**Aim of the task**
Within the data below, copy each line where the string "dados" is found.

[Saved data entries]
————————
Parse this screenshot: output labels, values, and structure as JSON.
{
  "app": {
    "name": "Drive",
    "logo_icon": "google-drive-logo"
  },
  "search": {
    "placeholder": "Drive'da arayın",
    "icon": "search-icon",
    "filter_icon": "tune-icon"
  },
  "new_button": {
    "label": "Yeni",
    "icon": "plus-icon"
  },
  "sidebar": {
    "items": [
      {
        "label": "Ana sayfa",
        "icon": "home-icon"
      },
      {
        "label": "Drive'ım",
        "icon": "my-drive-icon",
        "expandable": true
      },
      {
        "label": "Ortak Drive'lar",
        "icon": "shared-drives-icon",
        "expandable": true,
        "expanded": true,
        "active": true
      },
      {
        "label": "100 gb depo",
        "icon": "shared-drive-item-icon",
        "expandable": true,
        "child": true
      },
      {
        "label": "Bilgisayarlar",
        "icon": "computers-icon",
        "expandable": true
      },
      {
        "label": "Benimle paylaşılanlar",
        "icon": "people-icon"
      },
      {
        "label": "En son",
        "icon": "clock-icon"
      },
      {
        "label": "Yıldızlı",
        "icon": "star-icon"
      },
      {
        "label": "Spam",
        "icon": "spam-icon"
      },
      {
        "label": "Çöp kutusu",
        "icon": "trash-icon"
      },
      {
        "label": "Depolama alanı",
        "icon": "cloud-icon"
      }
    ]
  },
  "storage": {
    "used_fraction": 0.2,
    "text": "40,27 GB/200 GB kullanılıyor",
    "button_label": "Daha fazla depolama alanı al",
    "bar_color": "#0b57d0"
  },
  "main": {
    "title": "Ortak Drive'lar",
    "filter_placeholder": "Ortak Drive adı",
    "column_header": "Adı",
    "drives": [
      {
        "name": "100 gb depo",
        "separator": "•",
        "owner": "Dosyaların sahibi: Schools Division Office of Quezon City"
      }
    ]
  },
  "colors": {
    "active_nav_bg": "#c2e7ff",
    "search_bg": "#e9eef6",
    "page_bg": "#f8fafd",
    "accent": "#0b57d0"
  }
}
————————
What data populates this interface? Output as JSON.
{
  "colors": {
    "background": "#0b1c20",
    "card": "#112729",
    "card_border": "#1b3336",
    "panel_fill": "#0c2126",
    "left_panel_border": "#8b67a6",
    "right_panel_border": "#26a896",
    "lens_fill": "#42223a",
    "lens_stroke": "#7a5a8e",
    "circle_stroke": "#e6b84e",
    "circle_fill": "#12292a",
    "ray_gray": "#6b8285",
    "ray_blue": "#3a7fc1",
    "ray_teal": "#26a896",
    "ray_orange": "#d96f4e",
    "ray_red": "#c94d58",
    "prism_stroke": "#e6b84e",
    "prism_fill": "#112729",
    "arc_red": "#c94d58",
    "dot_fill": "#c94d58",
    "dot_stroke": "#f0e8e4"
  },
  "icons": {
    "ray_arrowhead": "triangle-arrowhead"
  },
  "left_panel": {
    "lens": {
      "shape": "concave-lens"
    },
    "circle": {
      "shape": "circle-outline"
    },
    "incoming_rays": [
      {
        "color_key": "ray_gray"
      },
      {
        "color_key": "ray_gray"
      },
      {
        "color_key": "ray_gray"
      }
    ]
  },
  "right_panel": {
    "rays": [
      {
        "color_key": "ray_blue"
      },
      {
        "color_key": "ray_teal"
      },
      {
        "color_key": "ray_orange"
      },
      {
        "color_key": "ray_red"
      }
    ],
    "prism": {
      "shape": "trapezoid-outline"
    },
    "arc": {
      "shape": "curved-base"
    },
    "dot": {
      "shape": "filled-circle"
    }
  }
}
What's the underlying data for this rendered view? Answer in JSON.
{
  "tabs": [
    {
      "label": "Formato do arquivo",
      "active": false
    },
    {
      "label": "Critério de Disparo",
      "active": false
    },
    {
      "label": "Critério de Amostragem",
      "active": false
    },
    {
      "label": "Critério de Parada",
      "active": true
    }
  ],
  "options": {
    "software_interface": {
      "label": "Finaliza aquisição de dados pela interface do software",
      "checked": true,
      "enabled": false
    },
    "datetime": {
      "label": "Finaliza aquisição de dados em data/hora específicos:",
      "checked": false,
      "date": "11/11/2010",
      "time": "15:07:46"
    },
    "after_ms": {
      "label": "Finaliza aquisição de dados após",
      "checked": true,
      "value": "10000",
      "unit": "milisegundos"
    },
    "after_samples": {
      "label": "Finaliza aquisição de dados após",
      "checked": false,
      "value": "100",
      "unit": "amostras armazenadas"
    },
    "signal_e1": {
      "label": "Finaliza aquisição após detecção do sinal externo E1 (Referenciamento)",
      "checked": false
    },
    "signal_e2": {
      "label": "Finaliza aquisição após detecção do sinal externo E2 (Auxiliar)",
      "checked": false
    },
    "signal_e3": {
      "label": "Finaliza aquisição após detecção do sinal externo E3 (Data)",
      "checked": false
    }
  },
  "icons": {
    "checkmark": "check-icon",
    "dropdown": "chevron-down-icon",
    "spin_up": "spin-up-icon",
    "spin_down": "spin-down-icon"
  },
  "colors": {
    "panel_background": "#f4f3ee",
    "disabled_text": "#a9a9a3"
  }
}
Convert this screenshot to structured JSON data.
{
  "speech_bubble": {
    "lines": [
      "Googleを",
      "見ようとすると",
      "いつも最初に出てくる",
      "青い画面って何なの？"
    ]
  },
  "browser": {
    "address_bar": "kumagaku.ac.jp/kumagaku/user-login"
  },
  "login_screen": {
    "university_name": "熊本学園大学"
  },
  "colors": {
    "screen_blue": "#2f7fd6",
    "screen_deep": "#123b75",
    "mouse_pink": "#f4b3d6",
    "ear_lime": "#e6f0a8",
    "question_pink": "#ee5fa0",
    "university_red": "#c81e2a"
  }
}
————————
**Exercise result**
      "label": "Finaliza aquisição de dados pela interface do software",
      "label": "Finaliza aquisição de dados em data/hora específicos:",
      "label": "Finaliza aquisição de dados após",
      "label": "Finaliza aquisição de dados após",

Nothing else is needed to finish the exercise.